In the late summer of 1989--with the fall of the Berlin Wall weeks away, signaling the collapse of the former USSR's empire in Eastern Europe--the upheaval that would ultimately overturn the Stalinist system was felt within the USSR itself. A wave of mass strikes by miners gathered momentum, with the most important center of militancy being the Donbass region of Ukraine--then still a part of the USSR. The mass miners' strikes were a sign that the unraveling of the ex-USSR was already well underway. In Socialist Worker's September 1989 edition, we featured a special report on the miners' revolt--and an analysis of what it meant for the government of then-President Mikhail Gorbachev.

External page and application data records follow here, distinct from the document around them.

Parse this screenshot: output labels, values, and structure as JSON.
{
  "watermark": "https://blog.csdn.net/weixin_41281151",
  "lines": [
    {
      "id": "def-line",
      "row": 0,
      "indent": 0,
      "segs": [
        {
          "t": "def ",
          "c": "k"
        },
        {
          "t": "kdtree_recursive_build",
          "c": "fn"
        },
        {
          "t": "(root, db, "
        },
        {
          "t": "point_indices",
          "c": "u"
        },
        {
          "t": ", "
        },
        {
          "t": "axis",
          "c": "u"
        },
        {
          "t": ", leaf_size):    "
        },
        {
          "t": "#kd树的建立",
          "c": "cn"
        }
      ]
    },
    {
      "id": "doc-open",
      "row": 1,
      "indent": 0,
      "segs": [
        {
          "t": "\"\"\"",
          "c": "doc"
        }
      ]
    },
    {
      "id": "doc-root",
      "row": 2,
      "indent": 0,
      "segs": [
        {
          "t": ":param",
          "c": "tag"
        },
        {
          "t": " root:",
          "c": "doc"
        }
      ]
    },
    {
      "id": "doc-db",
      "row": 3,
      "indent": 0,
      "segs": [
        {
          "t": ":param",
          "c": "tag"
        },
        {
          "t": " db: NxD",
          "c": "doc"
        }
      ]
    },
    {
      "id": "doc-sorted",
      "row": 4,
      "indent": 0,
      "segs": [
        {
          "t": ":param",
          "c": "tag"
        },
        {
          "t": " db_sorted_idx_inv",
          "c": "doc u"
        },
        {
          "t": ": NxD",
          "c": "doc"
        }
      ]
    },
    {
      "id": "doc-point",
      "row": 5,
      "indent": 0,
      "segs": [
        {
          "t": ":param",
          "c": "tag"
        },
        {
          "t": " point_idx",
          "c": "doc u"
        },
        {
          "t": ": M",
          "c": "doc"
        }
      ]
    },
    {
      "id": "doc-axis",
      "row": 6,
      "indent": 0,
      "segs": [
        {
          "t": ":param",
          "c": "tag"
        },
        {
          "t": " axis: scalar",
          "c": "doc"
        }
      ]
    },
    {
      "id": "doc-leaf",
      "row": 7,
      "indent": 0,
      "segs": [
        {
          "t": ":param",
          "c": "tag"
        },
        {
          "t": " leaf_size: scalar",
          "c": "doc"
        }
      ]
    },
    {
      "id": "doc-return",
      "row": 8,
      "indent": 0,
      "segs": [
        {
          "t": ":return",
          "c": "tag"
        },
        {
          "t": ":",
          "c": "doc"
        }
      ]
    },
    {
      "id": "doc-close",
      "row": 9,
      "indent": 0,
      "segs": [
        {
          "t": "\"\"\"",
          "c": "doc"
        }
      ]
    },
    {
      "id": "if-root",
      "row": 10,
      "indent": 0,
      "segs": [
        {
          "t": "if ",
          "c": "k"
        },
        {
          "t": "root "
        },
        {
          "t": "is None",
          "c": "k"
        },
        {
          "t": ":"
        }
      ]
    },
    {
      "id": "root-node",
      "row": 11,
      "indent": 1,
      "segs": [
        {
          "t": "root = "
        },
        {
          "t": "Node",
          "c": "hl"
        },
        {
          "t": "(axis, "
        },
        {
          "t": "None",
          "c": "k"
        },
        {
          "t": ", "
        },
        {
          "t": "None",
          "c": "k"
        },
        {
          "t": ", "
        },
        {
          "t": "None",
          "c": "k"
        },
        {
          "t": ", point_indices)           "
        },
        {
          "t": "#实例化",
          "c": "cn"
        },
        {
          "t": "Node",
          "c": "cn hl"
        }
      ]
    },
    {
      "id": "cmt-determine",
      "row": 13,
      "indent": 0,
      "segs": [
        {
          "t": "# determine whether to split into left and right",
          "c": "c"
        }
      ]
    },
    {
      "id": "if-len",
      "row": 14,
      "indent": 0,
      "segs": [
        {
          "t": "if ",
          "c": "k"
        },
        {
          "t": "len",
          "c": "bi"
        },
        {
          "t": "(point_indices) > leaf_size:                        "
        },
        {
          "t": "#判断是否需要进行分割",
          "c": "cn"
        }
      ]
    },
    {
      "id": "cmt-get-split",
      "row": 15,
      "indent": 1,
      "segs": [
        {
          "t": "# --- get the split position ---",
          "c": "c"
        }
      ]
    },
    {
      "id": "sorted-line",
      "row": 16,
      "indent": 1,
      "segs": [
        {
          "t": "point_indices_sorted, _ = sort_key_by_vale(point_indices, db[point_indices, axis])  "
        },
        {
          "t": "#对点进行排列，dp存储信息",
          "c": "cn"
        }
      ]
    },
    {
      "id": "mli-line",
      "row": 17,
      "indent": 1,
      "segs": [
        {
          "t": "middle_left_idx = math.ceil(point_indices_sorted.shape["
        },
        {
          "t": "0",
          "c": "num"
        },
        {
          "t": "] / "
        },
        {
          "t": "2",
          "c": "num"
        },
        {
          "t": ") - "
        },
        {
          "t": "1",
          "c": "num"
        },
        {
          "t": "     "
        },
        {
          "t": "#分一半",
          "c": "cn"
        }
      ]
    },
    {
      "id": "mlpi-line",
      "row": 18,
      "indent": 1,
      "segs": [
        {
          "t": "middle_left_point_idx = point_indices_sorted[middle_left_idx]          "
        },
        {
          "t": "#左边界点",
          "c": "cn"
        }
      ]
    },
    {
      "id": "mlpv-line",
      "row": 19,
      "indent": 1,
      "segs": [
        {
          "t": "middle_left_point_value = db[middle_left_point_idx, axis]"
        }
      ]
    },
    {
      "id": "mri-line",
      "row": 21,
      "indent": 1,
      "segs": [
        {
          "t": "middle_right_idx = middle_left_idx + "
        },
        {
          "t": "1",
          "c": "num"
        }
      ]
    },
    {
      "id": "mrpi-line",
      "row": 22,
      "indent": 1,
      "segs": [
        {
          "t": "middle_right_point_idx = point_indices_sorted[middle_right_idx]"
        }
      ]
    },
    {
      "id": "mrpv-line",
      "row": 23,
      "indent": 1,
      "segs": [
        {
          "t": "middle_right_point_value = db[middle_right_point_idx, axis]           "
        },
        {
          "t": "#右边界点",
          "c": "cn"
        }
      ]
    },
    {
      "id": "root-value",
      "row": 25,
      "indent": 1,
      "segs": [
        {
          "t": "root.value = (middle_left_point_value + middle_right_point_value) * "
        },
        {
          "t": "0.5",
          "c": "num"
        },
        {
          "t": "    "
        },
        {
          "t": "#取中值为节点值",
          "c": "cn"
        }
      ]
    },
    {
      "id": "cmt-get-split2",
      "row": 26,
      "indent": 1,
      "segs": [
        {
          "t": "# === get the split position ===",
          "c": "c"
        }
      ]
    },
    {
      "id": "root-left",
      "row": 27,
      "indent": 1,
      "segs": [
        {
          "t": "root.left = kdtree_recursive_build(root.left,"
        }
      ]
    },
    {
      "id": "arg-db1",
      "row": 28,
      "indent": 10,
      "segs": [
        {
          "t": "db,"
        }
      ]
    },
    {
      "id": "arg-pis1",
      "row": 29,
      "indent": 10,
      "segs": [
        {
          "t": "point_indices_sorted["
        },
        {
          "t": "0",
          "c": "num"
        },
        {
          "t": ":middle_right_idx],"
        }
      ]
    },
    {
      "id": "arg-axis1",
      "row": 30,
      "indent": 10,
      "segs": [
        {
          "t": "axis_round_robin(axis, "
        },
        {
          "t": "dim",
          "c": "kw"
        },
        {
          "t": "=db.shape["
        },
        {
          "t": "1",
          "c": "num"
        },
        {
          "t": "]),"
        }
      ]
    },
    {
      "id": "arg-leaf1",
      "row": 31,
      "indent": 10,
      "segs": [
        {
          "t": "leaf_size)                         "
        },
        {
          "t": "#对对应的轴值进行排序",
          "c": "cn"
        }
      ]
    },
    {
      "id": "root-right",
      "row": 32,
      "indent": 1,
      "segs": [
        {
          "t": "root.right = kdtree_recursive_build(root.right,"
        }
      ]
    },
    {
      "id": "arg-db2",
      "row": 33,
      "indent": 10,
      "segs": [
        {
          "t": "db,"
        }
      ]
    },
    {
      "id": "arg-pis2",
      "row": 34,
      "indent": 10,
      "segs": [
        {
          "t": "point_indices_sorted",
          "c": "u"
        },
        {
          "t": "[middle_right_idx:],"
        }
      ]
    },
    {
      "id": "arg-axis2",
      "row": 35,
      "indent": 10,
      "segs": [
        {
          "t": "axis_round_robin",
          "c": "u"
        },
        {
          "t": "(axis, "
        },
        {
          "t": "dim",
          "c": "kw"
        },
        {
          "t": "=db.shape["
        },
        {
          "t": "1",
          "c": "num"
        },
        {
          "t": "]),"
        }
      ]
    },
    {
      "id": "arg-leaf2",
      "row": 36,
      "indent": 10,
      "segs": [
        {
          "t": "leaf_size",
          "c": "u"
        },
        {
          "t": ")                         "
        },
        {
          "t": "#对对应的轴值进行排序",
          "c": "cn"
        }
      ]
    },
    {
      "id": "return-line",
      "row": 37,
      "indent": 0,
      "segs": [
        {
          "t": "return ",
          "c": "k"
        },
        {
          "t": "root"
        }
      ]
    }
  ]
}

Human rights are not a competition. Western crimes are not diminished just because it is easy to prove that the United States or the West does not provide ‘the larger component of international violence’. To say in the Cold War that the West’s support of dictatorships in Latin America or Africa was not as bad as the crimes of Stalin, Mao or the Ethiopian colonels was back-covering relativism then. It put Western crimes into context but was meant to excuse them. America today still supports dictatorships. Today, the fact that Western-backed Saudi Arabia is a better place to live than, say, communist, North Korea is an irrelevance both to Saudis and North Koreans. In one area of coercive policy, meanwhile, America is as oppressive as any dictatorship. Per hundred thousand of population, its prison population is greater than Russia’s and far greater than China’s. That there is so little commentary on (let alone condemnation of) mass incarceration on a staggering scale shows how easily westerners accept an intolerable status quo, just because it has been like that for as long as anyone can remember.